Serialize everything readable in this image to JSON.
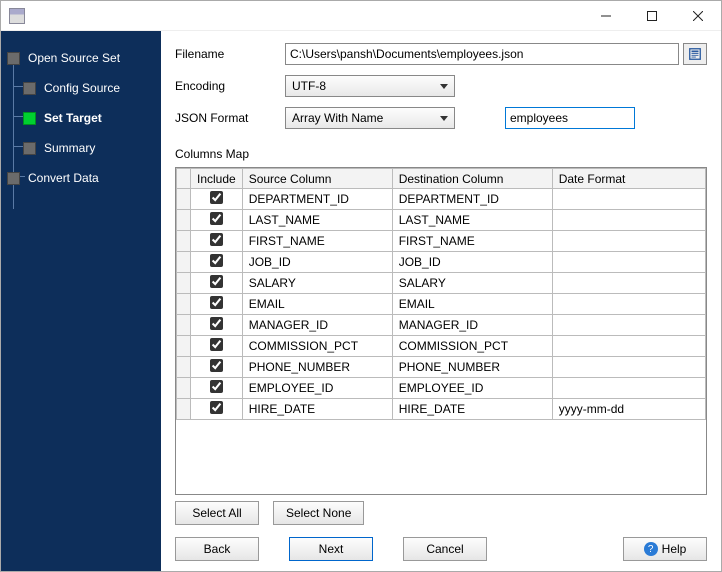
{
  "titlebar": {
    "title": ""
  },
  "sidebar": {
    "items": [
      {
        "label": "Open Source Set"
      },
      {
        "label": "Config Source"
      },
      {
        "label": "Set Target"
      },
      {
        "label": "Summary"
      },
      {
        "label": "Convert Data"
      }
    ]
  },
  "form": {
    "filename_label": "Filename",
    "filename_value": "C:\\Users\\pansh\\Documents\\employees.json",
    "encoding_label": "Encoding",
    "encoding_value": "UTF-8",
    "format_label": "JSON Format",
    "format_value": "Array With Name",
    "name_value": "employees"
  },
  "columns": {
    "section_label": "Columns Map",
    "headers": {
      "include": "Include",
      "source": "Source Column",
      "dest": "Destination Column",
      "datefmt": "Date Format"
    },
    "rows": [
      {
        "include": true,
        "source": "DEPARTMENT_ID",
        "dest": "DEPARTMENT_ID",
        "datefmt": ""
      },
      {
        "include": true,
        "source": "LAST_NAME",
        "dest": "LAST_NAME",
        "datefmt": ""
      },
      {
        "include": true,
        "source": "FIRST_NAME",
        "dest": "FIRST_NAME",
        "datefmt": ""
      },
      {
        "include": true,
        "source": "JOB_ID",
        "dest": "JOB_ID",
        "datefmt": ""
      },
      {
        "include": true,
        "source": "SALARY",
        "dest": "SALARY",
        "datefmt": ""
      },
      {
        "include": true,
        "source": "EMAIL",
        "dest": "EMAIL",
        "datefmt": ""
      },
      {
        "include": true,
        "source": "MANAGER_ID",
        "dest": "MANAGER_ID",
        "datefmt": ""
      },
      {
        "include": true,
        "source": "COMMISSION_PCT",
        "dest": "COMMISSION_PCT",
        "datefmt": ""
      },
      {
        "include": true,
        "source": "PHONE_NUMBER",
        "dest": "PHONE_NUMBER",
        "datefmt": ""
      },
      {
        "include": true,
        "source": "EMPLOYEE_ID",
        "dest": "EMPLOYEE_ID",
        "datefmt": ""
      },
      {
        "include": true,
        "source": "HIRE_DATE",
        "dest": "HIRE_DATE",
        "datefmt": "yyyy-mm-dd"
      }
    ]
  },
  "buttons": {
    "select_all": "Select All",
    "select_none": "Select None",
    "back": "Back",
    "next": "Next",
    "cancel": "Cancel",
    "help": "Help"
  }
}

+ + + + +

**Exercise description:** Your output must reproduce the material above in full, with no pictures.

**Written response:**
Serialize everything readable in this image to JSON.
{
  "titlebar": {
    "title": ""
  },
  "sidebar": {
    "items": [
      {
        "label": "Open Source Set"
      },
      {
        "label": "Config Source"
      },
      {
        "label": "Set Target"
      },
      {
        "label": "Summary"
      },
      {
        "label": "Convert Data"
      }
    ]
  },
  "form": {
    "filename_label": "Filename",
    "filename_value": "C:\\Users\\pansh\\Documents\\employees.json",
    "encoding_label": "Encoding",
    "encoding_value": "UTF-8",
    "format_label": "JSON Format",
    "format_value": "Array With Name",
    "name_value": "employees"
  },
  "columns": {
    "section_label": "Columns Map",
    "headers": {
      "include": "Include",
      "source": "Source Column",
      "dest": "Destination Column",
      "datefmt": "Date Format"
    },
    "rows": [
      {
        "include": true,
        "source": "DEPARTMENT_ID",
        "dest": "DEPARTMENT_ID",
        "datefmt": ""
      },
      {
        "include": true,
        "source": "LAST_NAME",
        "dest": "LAST_NAME",
        "datefmt": ""
      },
      {
        "include": true,
        "source": "FIRST_NAME",
        "dest": "FIRST_NAME",
        "datefmt": ""
      },
      {
        "include": true,
        "source": "JOB_ID",
        "dest": "JOB_ID",
        "datefmt": ""
      },
      {
        "include": true,
        "source": "SALARY",
        "dest": "SALARY",
        "datefmt": ""
      },
      {
        "include": true,
        "source": "EMAIL",
        "dest": "EMAIL",
        "datefmt": ""
      },
      {
        "include": true,
        "source": "MANAGER_ID",
        "dest": "MANAGER_ID",
        "datefmt": ""
      },
      {
        "include": true,
        "source": "COMMISSION_PCT",
        "dest": "COMMISSION_PCT",
        "datefmt": ""
      },
      {
        "include": true,
        "source": "PHONE_NUMBER",
        "dest": "PHONE_NUMBER",
        "datefmt": ""
      },
      {
        "include": true,
        "source": "EMPLOYEE_ID",
        "dest": "EMPLOYEE_ID",
        "datefmt": ""
      },
      {
        "include": true,
        "source": "HIRE_DATE",
        "dest": "HIRE_DATE",
        "datefmt": "yyyy-mm-dd"
      }
    ]
  },
  "buttons": {
    "select_all": "Select All",
    "select_none": "Select None",
    "back": "Back",
    "next": "Next",
    "cancel": "Cancel",
    "help": "Help"
  }
}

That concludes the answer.